Anthropogenic influence on the marine environment was studied in Kingman, Palmyra, Fanning and Christmas islands. These islands exhibit a gradient of human population. Kingman island has no people, Palmyra has 15 people, Fanning has 1000 people and Christmas has 10,000 people. Reef fish biomass density was also analysed by atolls and consumer classes. Inverted trophic pyramids were observed for fish populations. That is, tertiary consumers like sharks make up most of the biomass on Kingman, while no sharks were observed on Christmas. This change is due to overfishing. The switch in macroorganismal trophic pyramids was paralleled by a ten-fold increase in microbial numbers on Christmas. Metagenomic samples were taken from reef crevices and surfaces from the four islands and 100-0.45 p.m microbial and viral fraction were analysed by 454 pyrosequencing. The number of potential pathogens dramatically increased with human population. Comparison of phage hosts between Christmas and Kingman Islands showed that more viruses infecting pathogens also increased with people. Over the same gradient, coral cover decreased and prevalence of coral disease increased with humans. Based on these results, Rowher and colleagues propose that the decrease in big fish leads to an increase in algal abundance. More algae means more food for the bacteria, including the pathogens. These pathogens overgrow the coral and kill them.. Additional sequencing of microbial and viral communities will help increase our understanding of coral reef decline.
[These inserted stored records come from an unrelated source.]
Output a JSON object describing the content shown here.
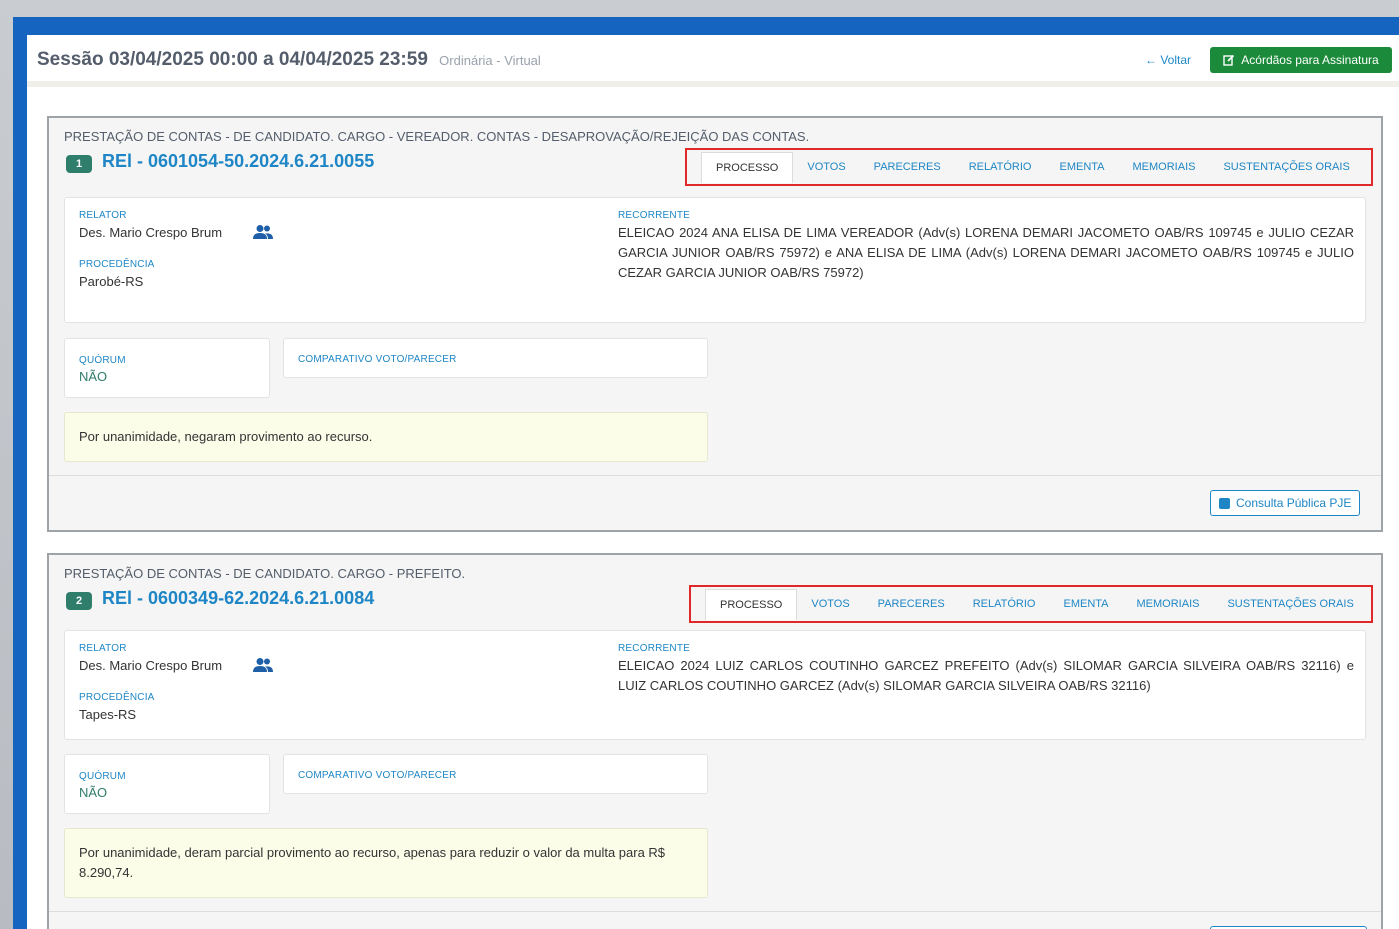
{
  "header": {
    "title": "Sessão 03/04/2025 00:00 a 04/04/2025 23:59",
    "subtitle": "Ordinária - Virtual",
    "back_label": "← Voltar",
    "acordaos_label": "Acórdãos para Assinatura"
  },
  "processes": [
    {
      "classification": "PRESTAÇÃO DE CONTAS - DE CANDIDATO. CARGO - VEREADOR. CONTAS - DESAPROVAÇÃO/REJEIÇÃO DAS CONTAS.",
      "index": "1",
      "number": "REl - 0601054-50.2024.6.21.0055",
      "tabs": [
        "PROCESSO",
        "VOTOS",
        "PARECERES",
        "RELATÓRIO",
        "EMENTA",
        "MEMORIAIS",
        "SUSTENTAÇÕES ORAIS"
      ],
      "relator_label": "RELATOR",
      "relator": "Des. Mario Crespo Brum",
      "procedencia_label": "PROCEDÊNCIA",
      "procedencia": "Parobé-RS",
      "recorrente_label": "RECORRENTE",
      "recorrente": "ELEICAO 2024 ANA ELISA DE LIMA VEREADOR (Adv(s) LORENA DEMARI JACOMETO OAB/RS 109745 e JULIO CEZAR GARCIA JUNIOR OAB/RS 75972) e ANA ELISA DE LIMA (Adv(s) LORENA DEMARI JACOMETO OAB/RS 109745 e JULIO CEZAR GARCIA JUNIOR OAB/RS 75972)",
      "quorum_label": "QUÓRUM",
      "quorum": "NÃO",
      "comparativo_label": "COMPARATIVO VOTO/PARECER",
      "result": "Por unanimidade, negaram provimento ao recurso.",
      "consulta_label": "Consulta Pública PJE"
    },
    {
      "classification": "PRESTAÇÃO DE CONTAS - DE CANDIDATO. CARGO - PREFEITO.",
      "index": "2",
      "number": "REl - 0600349-62.2024.6.21.0084",
      "tabs": [
        "PROCESSO",
        "VOTOS",
        "PARECERES",
        "RELATÓRIO",
        "EMENTA",
        "MEMORIAIS",
        "SUSTENTAÇÕES ORAIS"
      ],
      "relator_label": "RELATOR",
      "relator": "Des. Mario Crespo Brum",
      "procedencia_label": "PROCEDÊNCIA",
      "procedencia": "Tapes-RS",
      "recorrente_label": "RECORRENTE",
      "recorrente": "ELEICAO 2024 LUIZ CARLOS COUTINHO GARCEZ PREFEITO (Adv(s) SILOMAR GARCIA SILVEIRA OAB/RS 32116) e LUIZ CARLOS COUTINHO GARCEZ (Adv(s) SILOMAR GARCIA SILVEIRA OAB/RS 32116)",
      "quorum_label": "QUÓRUM",
      "quorum": "NÃO",
      "comparativo_label": "COMPARATIVO VOTO/PARECER",
      "result": "Por unanimidade, deram parcial provimento ao recurso, apenas para reduzir o valor da multa para R$ 8.290,74."
    }
  ],
  "colors": {
    "frame": "#1565c0",
    "accent_blue": "#1e86c6",
    "green_button": "#1b8a3a",
    "highlight_red": "#e0282a",
    "badge_teal": "#2f7d6b"
  },
  "icons": {
    "back": "arrow-left-icon",
    "acordaos": "edit-icon",
    "relator": "users-icon",
    "consulta": "external-link-icon"
  }
}
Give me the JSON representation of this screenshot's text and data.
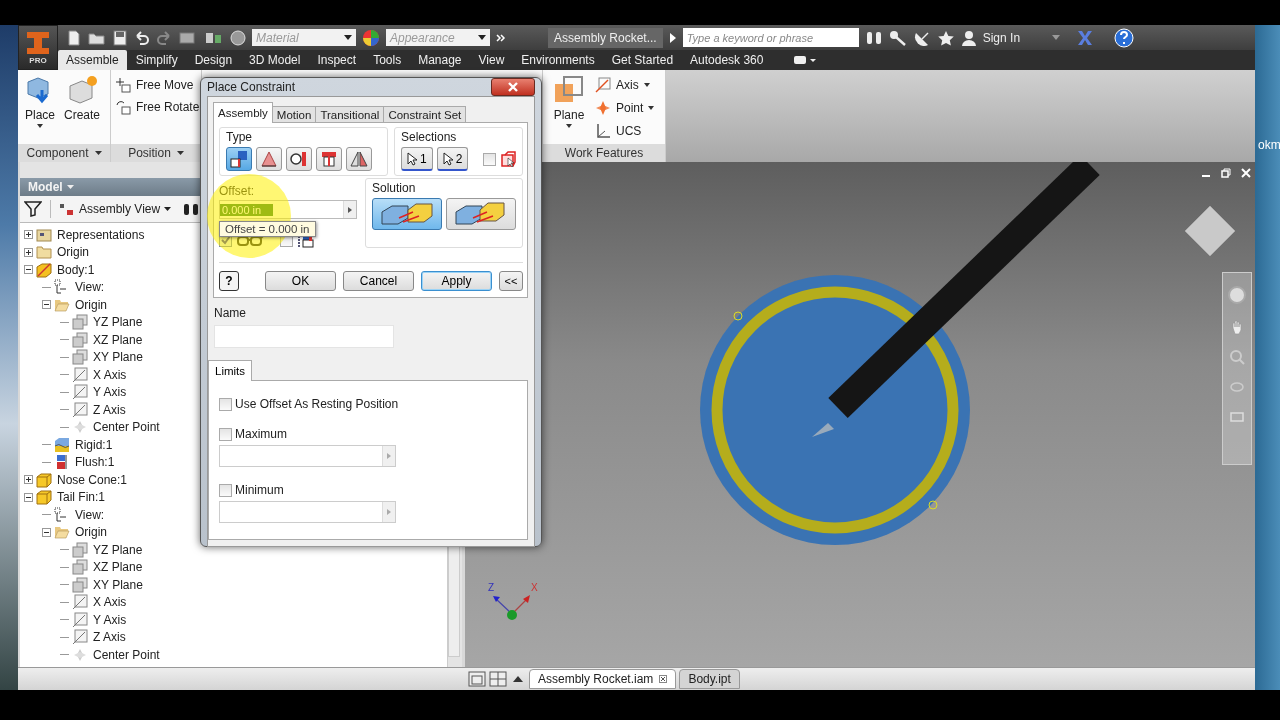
{
  "app": {
    "badge": "PRO",
    "material": "Material",
    "appearance": "Appearance",
    "title": "Assembly Rocket...",
    "search_placeholder": "Type a keyword or phrase",
    "sign_in": "Sign In"
  },
  "ribbon_tabs": [
    {
      "label": "Assemble",
      "selected": true
    },
    {
      "label": "Simplify",
      "selected": false
    },
    {
      "label": "Design",
      "selected": false
    },
    {
      "label": "3D Model",
      "selected": false
    },
    {
      "label": "Inspect",
      "selected": false
    },
    {
      "label": "Tools",
      "selected": false
    },
    {
      "label": "Manage",
      "selected": false
    },
    {
      "label": "View",
      "selected": false
    },
    {
      "label": "Environments",
      "selected": false
    },
    {
      "label": "Get Started",
      "selected": false
    },
    {
      "label": "Autodesk 360",
      "selected": false
    }
  ],
  "ribbon_panels": [
    {
      "title": "Component",
      "tools": [
        {
          "label": "Place",
          "kind": "place"
        },
        {
          "label": "Create",
          "kind": "create"
        }
      ]
    },
    {
      "title": "Position",
      "tools": [
        {
          "label": "Free Move",
          "kind": "move"
        },
        {
          "label": "Free Rotate",
          "kind": "rotate"
        }
      ]
    },
    {
      "title": "Work Features",
      "tools": [
        {
          "label": "Plane",
          "kind": "plane"
        },
        {
          "label": "Axis",
          "kind": "axis"
        },
        {
          "label": "Point",
          "kind": "point"
        },
        {
          "label": "UCS",
          "kind": "ucs"
        }
      ]
    }
  ],
  "browser": {
    "title": "Model",
    "view": "Assembly View",
    "tree": [
      {
        "label": "Representations",
        "kind": "representations",
        "expanded": false
      },
      {
        "label": "Origin",
        "kind": "folder",
        "expanded": false
      },
      {
        "label": "Body:1",
        "kind": "part-edit",
        "expanded": true,
        "children": [
          {
            "label": "View:",
            "kind": "view"
          },
          {
            "label": "Origin",
            "kind": "open-folder",
            "expanded": true,
            "children": [
              {
                "label": "YZ Plane",
                "kind": "plane"
              },
              {
                "label": "XZ Plane",
                "kind": "plane"
              },
              {
                "label": "XY Plane",
                "kind": "plane"
              },
              {
                "label": "X Axis",
                "kind": "axis"
              },
              {
                "label": "Y Axis",
                "kind": "axis"
              },
              {
                "label": "Z Axis",
                "kind": "axis"
              },
              {
                "label": "Center Point",
                "kind": "point"
              }
            ]
          },
          {
            "label": "Rigid:1",
            "kind": "rigid"
          },
          {
            "label": "Flush:1",
            "kind": "flush"
          }
        ]
      },
      {
        "label": "Nose Cone:1",
        "kind": "part",
        "expanded": false
      },
      {
        "label": "Tail Fin:1",
        "kind": "part",
        "expanded": true,
        "children": [
          {
            "label": "View:",
            "kind": "view"
          },
          {
            "label": "Origin",
            "kind": "open-folder",
            "expanded": true,
            "children": [
              {
                "label": "YZ Plane",
                "kind": "plane"
              },
              {
                "label": "XZ Plane",
                "kind": "plane"
              },
              {
                "label": "XY Plane",
                "kind": "plane"
              },
              {
                "label": "X Axis",
                "kind": "axis"
              },
              {
                "label": "Y Axis",
                "kind": "axis"
              },
              {
                "label": "Z Axis",
                "kind": "axis"
              },
              {
                "label": "Center Point",
                "kind": "point"
              }
            ]
          }
        ]
      }
    ]
  },
  "viewport": {
    "triad": {
      "z": "Z",
      "x": "X"
    }
  },
  "doc_tabs": [
    {
      "label": "Assembly Rocket.iam",
      "selected": true
    },
    {
      "label": "Body.ipt",
      "selected": false
    }
  ],
  "behind_window_text": "okm",
  "dialog": {
    "title": "Place Constraint",
    "tabs": [
      {
        "label": "Assembly",
        "selected": true
      },
      {
        "label": "Motion",
        "selected": false
      },
      {
        "label": "Transitional",
        "selected": false
      },
      {
        "label": "Constraint Set",
        "selected": false
      }
    ],
    "type_label": "Type",
    "types": [
      {
        "kind": "mate",
        "selected": true
      },
      {
        "kind": "angle",
        "selected": false
      },
      {
        "kind": "tangent",
        "selected": false
      },
      {
        "kind": "insert",
        "selected": false
      },
      {
        "kind": "symmetry",
        "selected": false
      }
    ],
    "selections_label": "Selections",
    "selections": [
      "1",
      "2"
    ],
    "pick_part_first": false,
    "offset_label": "Offset:",
    "offset_value": "0.000 in",
    "tooltip": "Offset = 0.000 in",
    "show_preview": true,
    "predicted_offset": false,
    "solution_label": "Solution",
    "solutions": [
      {
        "kind": "mate",
        "selected": true
      },
      {
        "kind": "flush",
        "selected": false
      }
    ],
    "help": "?",
    "buttons": [
      {
        "label": "OK",
        "default": false
      },
      {
        "label": "Cancel",
        "default": false
      },
      {
        "label": "Apply",
        "default": true
      }
    ],
    "more": "<<",
    "name_label": "Name",
    "limits_tab": "Limits",
    "limits": [
      {
        "label": "Use Offset As Resting Position",
        "checked": false,
        "kind": "checkbox"
      },
      {
        "label": "Maximum",
        "checked": false,
        "kind": "value"
      },
      {
        "label": "Minimum",
        "checked": false,
        "kind": "value"
      }
    ]
  }
}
Editorial comment: This is just an extract from the discussion. The discussion may well prove useful to the International Census of Marine Microbes (providing a census of marine life). More detail is available on website: http://www.icomm.mbl.edu